well yes, but the trouble is that you also need the mass to do that. To find the mass we would need to know either the momentum or the friction. But all we have is the "time to stop" which is dependent on both momentum and friction (I would think equally).

So how to relate the time or (deceleration) to a force/momentum relation.

For some reason I feel a linear approximation is necessary somewhere, because mass and the (tire size, tire pressure etc.) coefficients stay the same.
j95 is offline   Reply With Quote
Old Aug 9th 2017, 07:10 AM   #5
Senior Member
 
Woody's Avatar
 
Join Date: Jun 2016
Location: England
Posts: 338
you indicate that you can change the coefficient of rolling resistance.
This should allow you to set up a simultaneous equations scenario
which will in turn allow you to solve a problem with more than one unknown.

The key to this is the precise definition of "coefficient of rolling resistance"

without knowing exactly what that means, I can't advise further.
__________________
~\o/~
Woody is offline   Reply With Quote
Old Aug 9th 2017, 08:10 AM   #6
Physics Team
 
ChipB's Avatar
 
Join Date: Jun 2010
Location: Naperville, IL USA
Posts: 2,271
Rolling resistance is typically modelled as being equal to the coefficient of the rolling resistance (which is a constant) times the normal force. So mass cancels out:

$\displaystyle F = ma = -m \mu g$

So $\displaystyle a = -\mu g$

As for changing the value of mu: I suppose you could deflate the tires to increase mu, but all that will do is shorten the time to decelerate to zero - it still doesn't help with determining the value for m.
ChipB is offline   Reply With Quote
Old Aug 9th 2017, 08:36 PM   #7
j95
Junior Member
 
Join Date: Aug 2017
Posts: 3
Originally Posted by Woody View Post
you indicate that you can change the coefficient of rolling resistance.
This should allow you to set up a simultaneous equations scenario
which will in turn allow you to solve a problem with more than one unknown.

The key to this is the precise definition of "coefficient of rolling resistance"

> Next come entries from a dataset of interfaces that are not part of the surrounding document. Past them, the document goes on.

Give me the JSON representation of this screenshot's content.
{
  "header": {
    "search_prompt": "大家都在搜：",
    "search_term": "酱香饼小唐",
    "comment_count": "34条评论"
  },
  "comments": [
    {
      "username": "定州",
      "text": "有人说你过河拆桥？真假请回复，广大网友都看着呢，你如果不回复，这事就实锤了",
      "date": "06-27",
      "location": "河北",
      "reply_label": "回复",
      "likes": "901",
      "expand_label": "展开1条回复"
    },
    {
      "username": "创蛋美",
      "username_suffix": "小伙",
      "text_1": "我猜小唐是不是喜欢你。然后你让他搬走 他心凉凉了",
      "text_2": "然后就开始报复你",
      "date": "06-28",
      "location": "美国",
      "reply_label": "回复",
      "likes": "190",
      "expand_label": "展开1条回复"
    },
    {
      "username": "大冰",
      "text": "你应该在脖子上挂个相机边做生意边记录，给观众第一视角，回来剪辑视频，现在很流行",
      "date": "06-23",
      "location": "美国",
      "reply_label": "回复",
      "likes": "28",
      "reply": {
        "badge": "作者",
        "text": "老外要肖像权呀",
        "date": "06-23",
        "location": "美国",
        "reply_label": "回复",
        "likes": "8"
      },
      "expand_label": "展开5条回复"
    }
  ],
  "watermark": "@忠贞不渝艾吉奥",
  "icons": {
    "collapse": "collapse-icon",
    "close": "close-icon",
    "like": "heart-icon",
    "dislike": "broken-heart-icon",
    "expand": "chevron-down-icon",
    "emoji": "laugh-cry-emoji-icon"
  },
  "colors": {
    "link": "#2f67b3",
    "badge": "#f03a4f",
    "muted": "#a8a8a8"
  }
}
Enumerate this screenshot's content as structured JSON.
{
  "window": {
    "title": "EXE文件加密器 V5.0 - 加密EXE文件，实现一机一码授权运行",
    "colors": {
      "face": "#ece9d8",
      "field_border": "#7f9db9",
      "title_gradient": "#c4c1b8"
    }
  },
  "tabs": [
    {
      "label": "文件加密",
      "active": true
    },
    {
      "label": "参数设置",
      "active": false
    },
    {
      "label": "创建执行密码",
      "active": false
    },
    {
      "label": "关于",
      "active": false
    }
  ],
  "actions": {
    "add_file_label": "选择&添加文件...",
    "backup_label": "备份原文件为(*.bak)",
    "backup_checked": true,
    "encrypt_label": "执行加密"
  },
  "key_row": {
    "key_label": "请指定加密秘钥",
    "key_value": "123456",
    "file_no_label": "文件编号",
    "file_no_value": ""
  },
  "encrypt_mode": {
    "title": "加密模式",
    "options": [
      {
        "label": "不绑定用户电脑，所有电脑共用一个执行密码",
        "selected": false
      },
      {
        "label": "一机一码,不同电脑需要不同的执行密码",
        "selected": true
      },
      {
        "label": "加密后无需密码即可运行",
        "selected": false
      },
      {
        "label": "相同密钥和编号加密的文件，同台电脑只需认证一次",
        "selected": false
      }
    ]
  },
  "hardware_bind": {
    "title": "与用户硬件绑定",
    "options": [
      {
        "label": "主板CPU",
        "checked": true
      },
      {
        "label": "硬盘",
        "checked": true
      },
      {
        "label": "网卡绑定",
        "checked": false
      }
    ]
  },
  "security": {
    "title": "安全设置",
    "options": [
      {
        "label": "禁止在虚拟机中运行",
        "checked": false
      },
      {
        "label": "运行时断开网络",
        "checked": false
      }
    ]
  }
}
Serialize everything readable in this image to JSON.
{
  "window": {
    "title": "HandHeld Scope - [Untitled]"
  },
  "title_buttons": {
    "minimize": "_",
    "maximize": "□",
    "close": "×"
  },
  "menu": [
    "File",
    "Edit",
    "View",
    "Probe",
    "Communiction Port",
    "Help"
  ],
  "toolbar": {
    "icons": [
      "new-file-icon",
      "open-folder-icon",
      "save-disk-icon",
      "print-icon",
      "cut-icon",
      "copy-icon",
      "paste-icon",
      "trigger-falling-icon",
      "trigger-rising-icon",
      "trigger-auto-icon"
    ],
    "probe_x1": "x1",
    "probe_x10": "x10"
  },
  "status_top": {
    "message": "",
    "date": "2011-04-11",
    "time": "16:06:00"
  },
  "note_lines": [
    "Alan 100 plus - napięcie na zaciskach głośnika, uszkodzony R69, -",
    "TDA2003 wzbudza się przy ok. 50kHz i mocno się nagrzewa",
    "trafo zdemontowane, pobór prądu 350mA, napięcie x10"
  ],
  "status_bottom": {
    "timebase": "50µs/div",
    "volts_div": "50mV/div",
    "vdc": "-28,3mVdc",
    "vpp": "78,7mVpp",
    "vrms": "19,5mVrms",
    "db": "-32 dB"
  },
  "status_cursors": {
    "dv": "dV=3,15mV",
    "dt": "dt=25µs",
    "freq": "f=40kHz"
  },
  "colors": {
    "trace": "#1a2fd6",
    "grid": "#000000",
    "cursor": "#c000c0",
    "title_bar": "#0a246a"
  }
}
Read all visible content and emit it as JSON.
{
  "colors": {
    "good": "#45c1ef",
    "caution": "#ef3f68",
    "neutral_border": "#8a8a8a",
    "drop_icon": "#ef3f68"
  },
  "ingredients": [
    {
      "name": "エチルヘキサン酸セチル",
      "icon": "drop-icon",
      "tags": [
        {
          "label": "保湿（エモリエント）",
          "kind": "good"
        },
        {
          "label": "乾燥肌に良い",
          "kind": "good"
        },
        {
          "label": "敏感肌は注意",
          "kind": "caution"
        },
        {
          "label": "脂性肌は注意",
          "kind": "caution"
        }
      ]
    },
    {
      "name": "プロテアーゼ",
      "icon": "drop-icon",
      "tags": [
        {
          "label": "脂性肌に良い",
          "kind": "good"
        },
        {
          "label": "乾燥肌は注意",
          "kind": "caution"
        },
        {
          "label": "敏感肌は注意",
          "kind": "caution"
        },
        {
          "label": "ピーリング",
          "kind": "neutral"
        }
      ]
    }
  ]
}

without knowing exactly what that means, I can't advise further.
Coefficient rolling "friction" (u) i suppose, would be the unit-less number in this case. Which I am able to find out, and change by moving to gravel or another higher coefficient.

The work done during the coasting would be is W=(m)(g)(u)(d)
Then the Impulse Momentum (change in momentum) would be Jn = (Fnet)(t) = m(Vi-Vf)

and obviously W = Fnet(d)
The work and Impulse would have to equal out in some way because they're the only two forces acting on the horizontal.
j95 is offline   Reply With Quote
Reply

  Physics Help Forum > College/University Physics Help > Advanced Mechanics

Tags
determining, mass, momentum



Thread Tools
Display Modes


Similar Physics Forum Discussions
Thread Thread Starter Forum Replies Last Post
Momentum and changing mass jackthehat Kinematics and Dynamics 4 Nov 18th 2016 12:03 AM
Center of Mass and Linear Momentum googlefriend Kinematics and Dynamics 1 Oct 27th 2010 01:27 AM
[SOLVED] Particle of mass m has momentum of magnitude mc olyviab Quantum Physics 1 Apr 1st 2010 06:54 PM
Stuck on a similar problem - Determining the largest mass that the plate can hold jddery General Physics 0 Jan 31st 2010 08:39 PM
Determining equations werehk General Physics 1 Jul 29th 2008 07:39 AM


Facebook Twitter Google+ RSS Feed